All water sources should be kept clean. Check them when you feed, because horses typically drink the most within a few hours of eating. (Steamy tip: Haygain Steamed Hay can have up to 3X the moisture content of dry hay!)
3. Be Flexible in Your Training: Adjust exercise and turnout routines to avoid the hottest times of the day. Schedule activities for early morning or evening when temperatures are cooler. Ensure that turnout areas have adequate shade and access to water. Be flexible. Opt for a shady stroll over a vigorous jump school if it’s excessively hot.
4. Manage Grazing: Monitor the quality of pasture grass during the summer. In hot weather, grass can become dry and less nutritious. Rotate pastures to prevent overgrazing and consider providing supplemental hay or feed to ensure adequate nutrition.
5. Control The Critters: Flies and other insects go hand-in-hand with hot weather. Use lightweight, mesh fly masks and fly sheets to protect your horse without making him hot. Offsite manure storage and property-wide fly reduction practices pay off nicely in the hot months.
6. Watch Out for Heat Stress: Excessive sweating, rapid breathing, lethargy and dehydration can be signs of heat stress. Provide immediate shade, cool water, and contact a veterinarian if you suspect heat-related issues.
7. Ask About Electrolytes: Electrolytes can help replenish minerals lost through sweating.
Ask your veterinarians about adding them to your horse’s diet through the hot months.
8. Create Ventilation: Fresh air is another element that’s critical for horse health year round. Aisleways and windows designed to invite breezes and roofs that encourage hot air to rise and escape are ideal barn characteristics for air circulation.
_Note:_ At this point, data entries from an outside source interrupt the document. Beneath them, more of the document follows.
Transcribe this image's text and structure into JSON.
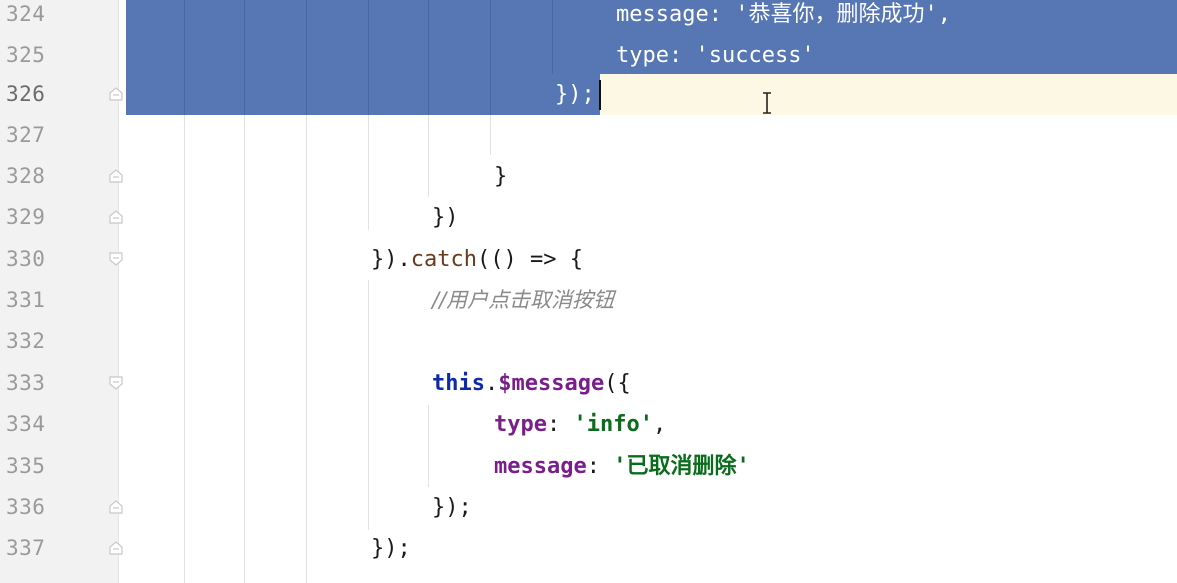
{
  "editor": {
    "lines": [
      {
        "num": "324",
        "tokens": [
          {
            "t": "message",
            "c": "onsel"
          },
          {
            "t": ": '恭喜你，删除成功',",
            "c": "onsel"
          }
        ]
      },
      {
        "num": "325",
        "tokens": [
          {
            "t": "type",
            "c": "onsel"
          },
          {
            "t": ": 'success'",
            "c": "onsel"
          }
        ]
      },
      {
        "num": "326",
        "tokens": [
          {
            "t": "});",
            "c": "onsel"
          }
        ]
      },
      {
        "num": "327",
        "tokens": []
      },
      {
        "num": "328",
        "tokens": [
          {
            "t": "}",
            "c": "plain"
          }
        ]
      },
      {
        "num": "329",
        "tokens": [
          {
            "t": "})",
            "c": "plain"
          }
        ]
      },
      {
        "num": "330",
        "tokens": [
          {
            "t": "}).",
            "c": "plain"
          },
          {
            "t": "catch",
            "c": "func"
          },
          {
            "t": "(() => {",
            "c": "plain"
          }
        ]
      },
      {
        "num": "331",
        "tokens": [
          {
            "t": "//用户点击取消按钮",
            "c": "cmt"
          }
        ]
      },
      {
        "num": "332",
        "tokens": []
      },
      {
        "num": "333",
        "tokens": [
          {
            "t": "this",
            "c": "kw"
          },
          {
            "t": ".",
            "c": "plain"
          },
          {
            "t": "$message",
            "c": "prop"
          },
          {
            "t": "({",
            "c": "plain"
          }
        ]
      },
      {
        "num": "334",
        "tokens": [
          {
            "t": "type",
            "c": "prop"
          },
          {
            "t": ": ",
            "c": "plain"
          },
          {
            "t": "'info'",
            "c": "str"
          },
          {
            "t": ",",
            "c": "plain"
          }
        ]
      },
      {
        "num": "335",
        "tokens": [
          {
            "t": "message",
            "c": "prop"
          },
          {
            "t": ": ",
            "c": "plain"
          },
          {
            "t": "'已取消删除'",
            "c": "str"
          }
        ]
      },
      {
        "num": "336",
        "tokens": [
          {
            "t": "});",
            "c": "plain"
          }
        ]
      },
      {
        "num": "337",
        "tokens": [
          {
            "t": "});",
            "c": "plain"
          }
        ]
      }
    ]
  }
}
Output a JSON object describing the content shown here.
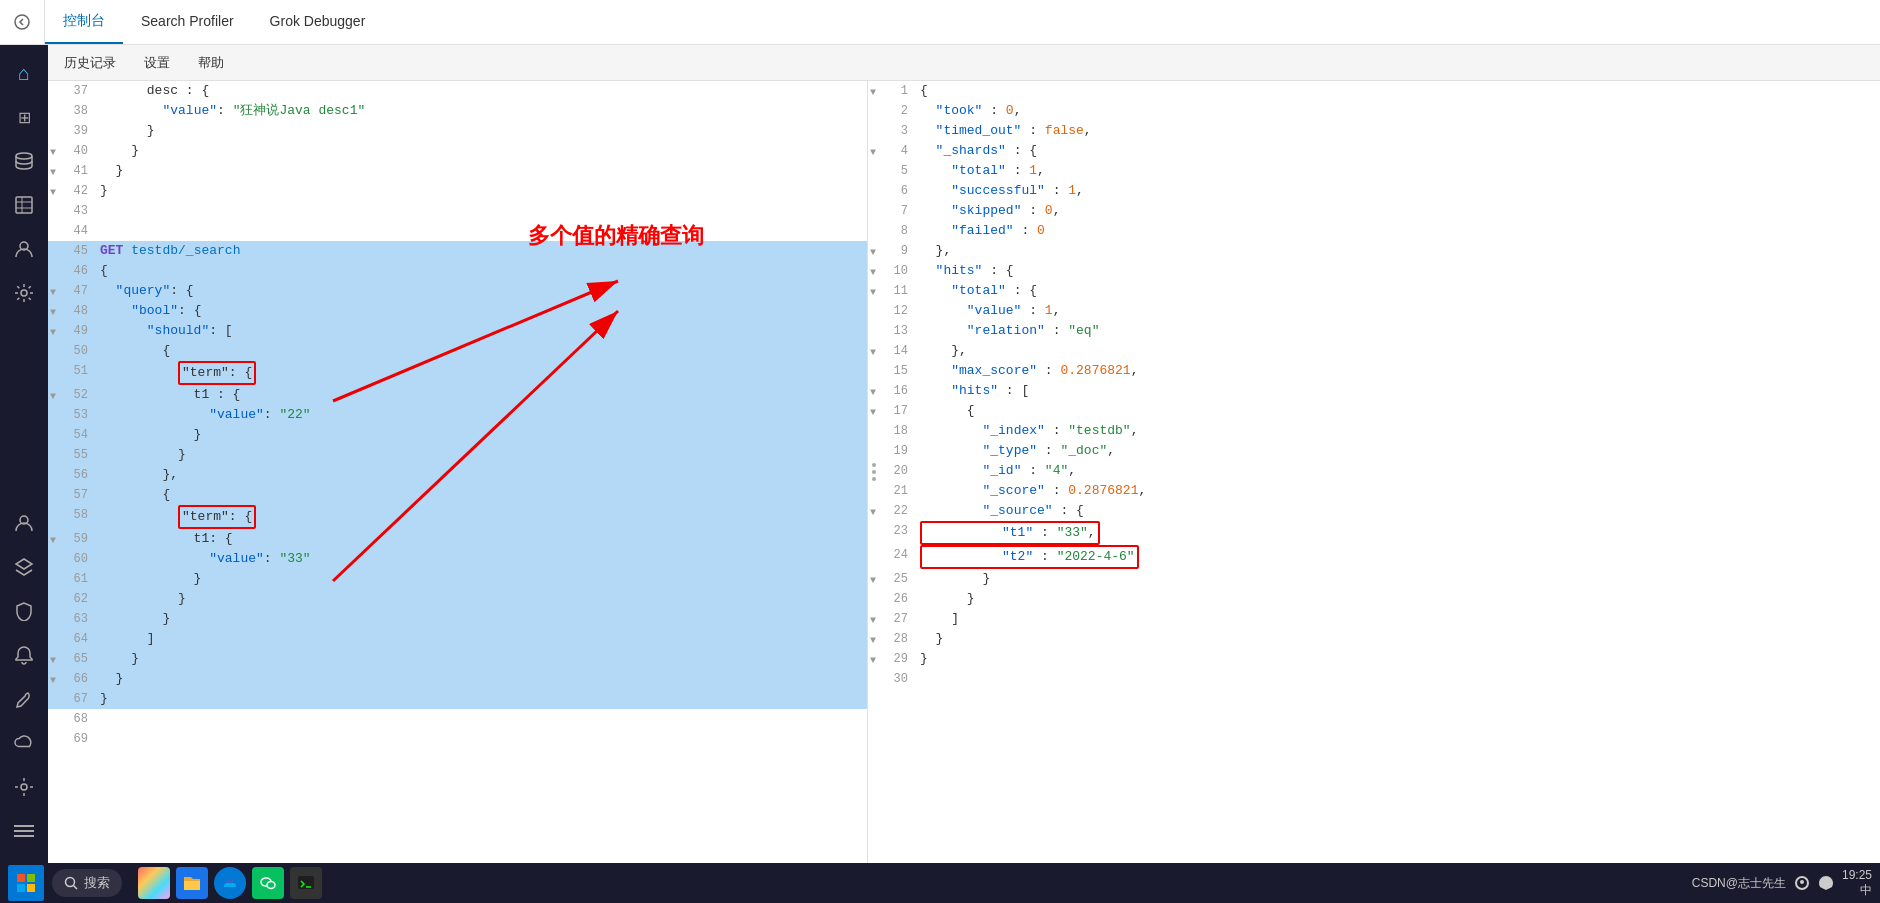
{
  "topNav": {
    "backLabel": "◀",
    "tabs": [
      {
        "id": "console",
        "label": "控制台",
        "active": true
      },
      {
        "id": "search-profiler",
        "label": "Search Profiler",
        "active": false
      },
      {
        "id": "grok-debugger",
        "label": "Grok Debugger",
        "active": false
      }
    ]
  },
  "secondaryNav": {
    "items": [
      "历史记录",
      "设置",
      "帮助"
    ]
  },
  "annotation": {
    "text": "多个值的精确查询"
  },
  "leftEditor": {
    "lines": [
      {
        "num": "37",
        "fold": false,
        "indent": 3,
        "content": "desc : {",
        "type": "normal"
      },
      {
        "num": "38",
        "fold": false,
        "indent": 4,
        "content": "\"value\": \"狂神说Java desc1\"",
        "type": "string-value"
      },
      {
        "num": "39",
        "fold": false,
        "indent": 3,
        "content": "}",
        "type": "normal"
      },
      {
        "num": "40",
        "fold": true,
        "indent": 2,
        "content": "}",
        "type": "normal"
      },
      {
        "num": "41",
        "fold": true,
        "indent": 1,
        "content": "}",
        "type": "normal"
      },
      {
        "num": "42",
        "fold": true,
        "indent": 0,
        "content": "}",
        "type": "normal"
      },
      {
        "num": "43",
        "fold": false,
        "indent": 0,
        "content": "",
        "type": "empty"
      },
      {
        "num": "44",
        "fold": false,
        "indent": 0,
        "content": "",
        "type": "empty"
      },
      {
        "num": "45",
        "fold": false,
        "indent": 0,
        "content": "GET testdb/_search",
        "type": "method",
        "selected": true
      },
      {
        "num": "46",
        "fold": false,
        "indent": 0,
        "content": "{",
        "type": "normal",
        "selected": true
      },
      {
        "num": "47",
        "fold": true,
        "indent": 1,
        "content": "\"query\": {",
        "type": "key",
        "selected": true
      },
      {
        "num": "48",
        "fold": true,
        "indent": 2,
        "content": "\"bool\": {",
        "type": "key",
        "selected": true
      },
      {
        "num": "49",
        "fold": true,
        "indent": 3,
        "content": "\"should\": [",
        "type": "key",
        "selected": true
      },
      {
        "num": "50",
        "fold": false,
        "indent": 4,
        "content": "{",
        "type": "normal",
        "selected": true
      },
      {
        "num": "51",
        "fold": false,
        "indent": 5,
        "content": "\"term\": {",
        "type": "key-term",
        "selected": true,
        "termBox": true
      },
      {
        "num": "52",
        "fold": true,
        "indent": 6,
        "content": "t1 : {",
        "type": "normal",
        "selected": true
      },
      {
        "num": "53",
        "fold": false,
        "indent": 7,
        "content": "\"value\": \"22\"",
        "type": "string-value",
        "selected": true
      },
      {
        "num": "54",
        "fold": false,
        "indent": 6,
        "content": "}",
        "type": "normal",
        "selected": true
      },
      {
        "num": "55",
        "fold": false,
        "indent": 5,
        "content": "}",
        "type": "normal",
        "selected": true
      },
      {
        "num": "56",
        "fold": false,
        "indent": 4,
        "content": "},",
        "type": "normal",
        "selected": true
      },
      {
        "num": "57",
        "fold": false,
        "indent": 4,
        "content": "{",
        "type": "normal",
        "selected": true
      },
      {
        "num": "58",
        "fold": false,
        "indent": 5,
        "content": "\"term\": {",
        "type": "key-term",
        "selected": true,
        "termBox": true
      },
      {
        "num": "59",
        "fold": true,
        "indent": 6,
        "content": "t1: {",
        "type": "normal",
        "selected": true
      },
      {
        "num": "60",
        "fold": false,
        "indent": 7,
        "content": "\"value\": \"33\"",
        "type": "string-value",
        "selected": true
      },
      {
        "num": "61",
        "fold": false,
        "indent": 6,
        "content": "}",
        "type": "normal",
        "selected": true
      },
      {
        "num": "62",
        "fold": false,
        "indent": 5,
        "content": "}",
        "type": "normal",
        "selected": true
      },
      {
        "num": "63",
        "fold": false,
        "indent": 4,
        "content": "}",
        "type": "normal",
        "selected": true
      },
      {
        "num": "64",
        "fold": false,
        "indent": 3,
        "content": "]",
        "type": "normal",
        "selected": true
      },
      {
        "num": "65",
        "fold": true,
        "indent": 2,
        "content": "}",
        "type": "normal",
        "selected": true
      },
      {
        "num": "66",
        "fold": true,
        "indent": 1,
        "content": "}",
        "type": "normal",
        "selected": true
      },
      {
        "num": "67",
        "fold": false,
        "indent": 0,
        "content": "}",
        "type": "normal",
        "selected": true
      },
      {
        "num": "68",
        "fold": false,
        "indent": 0,
        "content": "",
        "type": "empty"
      },
      {
        "num": "69",
        "fold": false,
        "indent": 0,
        "content": "",
        "type": "empty"
      }
    ]
  },
  "rightEditor": {
    "lines": [
      {
        "num": "1",
        "fold": true,
        "content": "{"
      },
      {
        "num": "2",
        "fold": false,
        "content": "  \"took\" : 0,"
      },
      {
        "num": "3",
        "fold": false,
        "content": "  \"timed_out\" : false,"
      },
      {
        "num": "4",
        "fold": true,
        "content": "  \"_shards\" : {"
      },
      {
        "num": "5",
        "fold": false,
        "content": "    \"total\" : 1,"
      },
      {
        "num": "6",
        "fold": false,
        "content": "    \"successful\" : 1,"
      },
      {
        "num": "7",
        "fold": false,
        "content": "    \"skipped\" : 0,"
      },
      {
        "num": "8",
        "fold": false,
        "content": "    \"failed\" : 0"
      },
      {
        "num": "9",
        "fold": true,
        "content": "  },"
      },
      {
        "num": "10",
        "fold": true,
        "content": "  \"hits\" : {"
      },
      {
        "num": "11",
        "fold": true,
        "content": "    \"total\" : {"
      },
      {
        "num": "12",
        "fold": false,
        "content": "      \"value\" : 1,"
      },
      {
        "num": "13",
        "fold": false,
        "content": "      \"relation\" : \"eq\""
      },
      {
        "num": "14",
        "fold": true,
        "content": "    },"
      },
      {
        "num": "15",
        "fold": false,
        "content": "    \"max_score\" : 0.2876821,"
      },
      {
        "num": "16",
        "fold": true,
        "content": "    \"hits\" : ["
      },
      {
        "num": "17",
        "fold": true,
        "content": "      {"
      },
      {
        "num": "18",
        "fold": false,
        "content": "        \"_index\" : \"testdb\","
      },
      {
        "num": "19",
        "fold": false,
        "content": "        \"_type\" : \"_doc\","
      },
      {
        "num": "20",
        "fold": false,
        "content": "        \"_id\" : \"4\","
      },
      {
        "num": "21",
        "fold": false,
        "content": "        \"_score\" : 0.2876821,"
      },
      {
        "num": "22",
        "fold": true,
        "content": "        \"_source\" : {"
      },
      {
        "num": "23",
        "fold": false,
        "content": "          \"t1\" : \"33\",",
        "resultBox": true
      },
      {
        "num": "24",
        "fold": false,
        "content": "          \"t2\" : \"2022-4-6\"",
        "resultBox": true
      },
      {
        "num": "25",
        "fold": true,
        "content": "        }"
      },
      {
        "num": "26",
        "fold": false,
        "content": "      }"
      },
      {
        "num": "27",
        "fold": true,
        "content": "    ]"
      },
      {
        "num": "28",
        "fold": true,
        "content": "  }"
      },
      {
        "num": "29",
        "fold": true,
        "content": "}"
      },
      {
        "num": "30",
        "fold": false,
        "content": ""
      }
    ]
  },
  "sidebar": {
    "icons": [
      {
        "name": "home",
        "symbol": "⌂",
        "active": false
      },
      {
        "name": "grid",
        "symbol": "⊞",
        "active": false
      },
      {
        "name": "database",
        "symbol": "🗄",
        "active": false
      },
      {
        "name": "table",
        "symbol": "▦",
        "active": false
      },
      {
        "name": "person",
        "symbol": "👤",
        "active": false
      },
      {
        "name": "settings-gear",
        "symbol": "⚙",
        "active": false
      },
      {
        "name": "layers",
        "symbol": "≡",
        "active": false
      },
      {
        "name": "person-outline",
        "symbol": "👥",
        "active": false
      },
      {
        "name": "shield",
        "symbol": "🛡",
        "active": false
      },
      {
        "name": "bell",
        "symbol": "🔔",
        "active": false
      },
      {
        "name": "wrench",
        "symbol": "🔧",
        "active": false
      },
      {
        "name": "cloud",
        "symbol": "☁",
        "active": false
      },
      {
        "name": "cog",
        "symbol": "⚙",
        "active": false
      },
      {
        "name": "menu",
        "symbol": "☰",
        "active": false
      }
    ]
  },
  "taskbar": {
    "searchLabel": "搜索",
    "timeLabel": "19:25",
    "dateLabel": "中",
    "userLabel": "CSDN@志士先生"
  }
}
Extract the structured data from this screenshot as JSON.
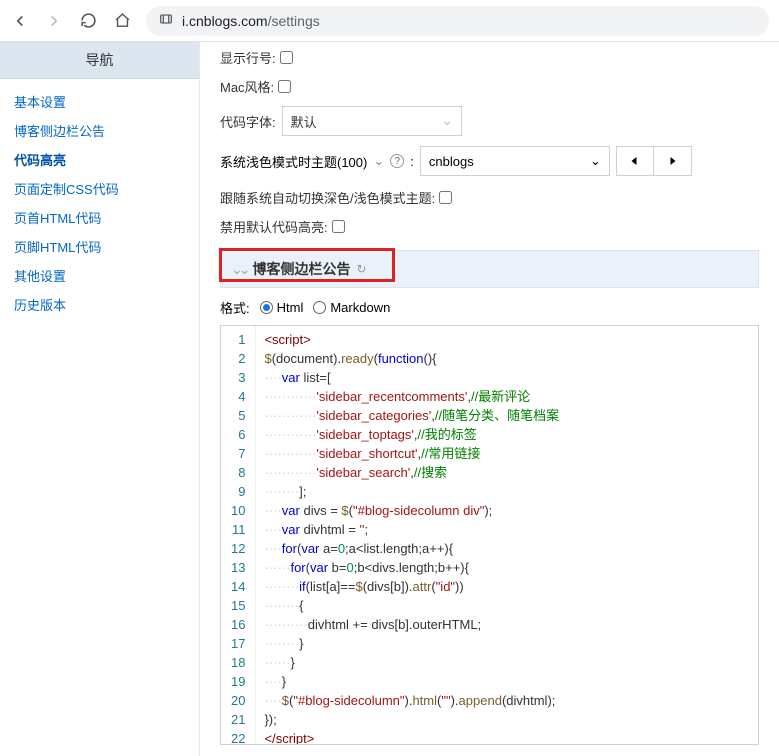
{
  "browser": {
    "host": "i.cnblogs.com",
    "path": "/settings"
  },
  "sidebar": {
    "header": "导航",
    "items": [
      {
        "label": "基本设置",
        "active": false
      },
      {
        "label": "博客侧边栏公告",
        "active": false
      },
      {
        "label": "代码高亮",
        "active": true
      },
      {
        "label": "页面定制CSS代码",
        "active": false
      },
      {
        "label": "页首HTML代码",
        "active": false
      },
      {
        "label": "页脚HTML代码",
        "active": false
      },
      {
        "label": "其他设置",
        "active": false
      },
      {
        "label": "历史版本",
        "active": false
      }
    ]
  },
  "settings": {
    "show_line_no": "显示行号:",
    "mac_style": "Mac风格:",
    "code_font": "代码字体:",
    "code_font_value": "默认",
    "theme_label": "系统浅色模式时主题(100)",
    "theme_value": "cnblogs",
    "follow_system": "跟随系统自动切换深色/浅色模式主题:",
    "disable_default_highlight": "禁用默认代码高亮:"
  },
  "section": {
    "title": "博客侧边栏公告"
  },
  "format": {
    "label": "格式:",
    "html": "Html",
    "markdown": "Markdown",
    "selected": "html"
  },
  "code": {
    "line_count": 22,
    "tokens": [
      [
        {
          "c": "tag",
          "t": "<script>"
        }
      ],
      [
        {
          "c": "fn",
          "t": "$"
        },
        {
          "c": "pun",
          "t": "("
        },
        {
          "c": "pun",
          "t": "document"
        },
        {
          "c": "pun",
          "t": ")."
        },
        {
          "c": "fn",
          "t": "ready"
        },
        {
          "c": "pun",
          "t": "("
        },
        {
          "c": "kw",
          "t": "function"
        },
        {
          "c": "pun",
          "t": "(){"
        }
      ],
      [
        {
          "c": "ws",
          "t": "····"
        },
        {
          "c": "kw",
          "t": "var"
        },
        {
          "c": "pun",
          "t": " list=["
        }
      ],
      [
        {
          "c": "ws",
          "t": "············"
        },
        {
          "c": "str",
          "t": "'sidebar_recentcomments'"
        },
        {
          "c": "pun",
          "t": ","
        },
        {
          "c": "cm",
          "t": "//最新评论"
        }
      ],
      [
        {
          "c": "ws",
          "t": "············"
        },
        {
          "c": "str",
          "t": "'sidebar_categories'"
        },
        {
          "c": "pun",
          "t": ","
        },
        {
          "c": "cm",
          "t": "//随笔分类、随笔档案"
        }
      ],
      [
        {
          "c": "ws",
          "t": "············"
        },
        {
          "c": "str",
          "t": "'sidebar_toptags'"
        },
        {
          "c": "pun",
          "t": ","
        },
        {
          "c": "cm",
          "t": "//我的标签"
        }
      ],
      [
        {
          "c": "ws",
          "t": "············"
        },
        {
          "c": "str",
          "t": "'sidebar_shortcut'"
        },
        {
          "c": "pun",
          "t": ","
        },
        {
          "c": "cm",
          "t": "//常用链接"
        }
      ],
      [
        {
          "c": "ws",
          "t": "············"
        },
        {
          "c": "str",
          "t": "'sidebar_search'"
        },
        {
          "c": "pun",
          "t": ","
        },
        {
          "c": "cm",
          "t": "//搜索"
        }
      ],
      [
        {
          "c": "ws",
          "t": "········"
        },
        {
          "c": "pun",
          "t": "];"
        }
      ],
      [
        {
          "c": "ws",
          "t": "····"
        },
        {
          "c": "kw",
          "t": "var"
        },
        {
          "c": "pun",
          "t": " divs = "
        },
        {
          "c": "fn",
          "t": "$"
        },
        {
          "c": "pun",
          "t": "("
        },
        {
          "c": "str",
          "t": "\"#blog-sidecolumn div\""
        },
        {
          "c": "pun",
          "t": ");"
        }
      ],
      [
        {
          "c": "ws",
          "t": "····"
        },
        {
          "c": "kw",
          "t": "var"
        },
        {
          "c": "pun",
          "t": " divhtml = "
        },
        {
          "c": "str",
          "t": "''"
        },
        {
          "c": "pun",
          "t": ";"
        }
      ],
      [
        {
          "c": "ws",
          "t": "····"
        },
        {
          "c": "kw",
          "t": "for"
        },
        {
          "c": "pun",
          "t": "("
        },
        {
          "c": "kw",
          "t": "var"
        },
        {
          "c": "pun",
          "t": " a="
        },
        {
          "c": "num",
          "t": "0"
        },
        {
          "c": "pun",
          "t": ";a<list.length;a++){"
        }
      ],
      [
        {
          "c": "ws",
          "t": "······"
        },
        {
          "c": "kw",
          "t": "for"
        },
        {
          "c": "pun",
          "t": "("
        },
        {
          "c": "kw",
          "t": "var"
        },
        {
          "c": "pun",
          "t": " b="
        },
        {
          "c": "num",
          "t": "0"
        },
        {
          "c": "pun",
          "t": ";b<divs.length;b++){"
        }
      ],
      [
        {
          "c": "ws",
          "t": "········"
        },
        {
          "c": "kw",
          "t": "if"
        },
        {
          "c": "pun",
          "t": "(list[a]=="
        },
        {
          "c": "fn",
          "t": "$"
        },
        {
          "c": "pun",
          "t": "(divs[b])."
        },
        {
          "c": "fn",
          "t": "attr"
        },
        {
          "c": "pun",
          "t": "("
        },
        {
          "c": "str",
          "t": "\"id\""
        },
        {
          "c": "pun",
          "t": "))"
        }
      ],
      [
        {
          "c": "ws",
          "t": "········"
        },
        {
          "c": "pun",
          "t": "{"
        }
      ],
      [
        {
          "c": "ws",
          "t": "··········"
        },
        {
          "c": "pun",
          "t": "divhtml += divs[b].outerHTML;"
        }
      ],
      [
        {
          "c": "ws",
          "t": "········"
        },
        {
          "c": "pun",
          "t": "}"
        }
      ],
      [
        {
          "c": "ws",
          "t": "······"
        },
        {
          "c": "pun",
          "t": "}"
        }
      ],
      [
        {
          "c": "ws",
          "t": "····"
        },
        {
          "c": "pun",
          "t": "}"
        }
      ],
      [
        {
          "c": "ws",
          "t": "····"
        },
        {
          "c": "fn",
          "t": "$"
        },
        {
          "c": "pun",
          "t": "("
        },
        {
          "c": "str",
          "t": "\"#blog-sidecolumn\""
        },
        {
          "c": "pun",
          "t": ")."
        },
        {
          "c": "fn",
          "t": "html"
        },
        {
          "c": "pun",
          "t": "("
        },
        {
          "c": "str",
          "t": "\"\""
        },
        {
          "c": "pun",
          "t": ")."
        },
        {
          "c": "fn",
          "t": "append"
        },
        {
          "c": "pun",
          "t": "(divhtml);"
        }
      ],
      [
        {
          "c": "pun",
          "t": "});"
        }
      ],
      [
        {
          "c": "tag",
          "t": "</"
        },
        {
          "c": "tag",
          "t": "script>"
        }
      ]
    ]
  }
}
Where more is needed, fans safely installed out of horse’s reach can help.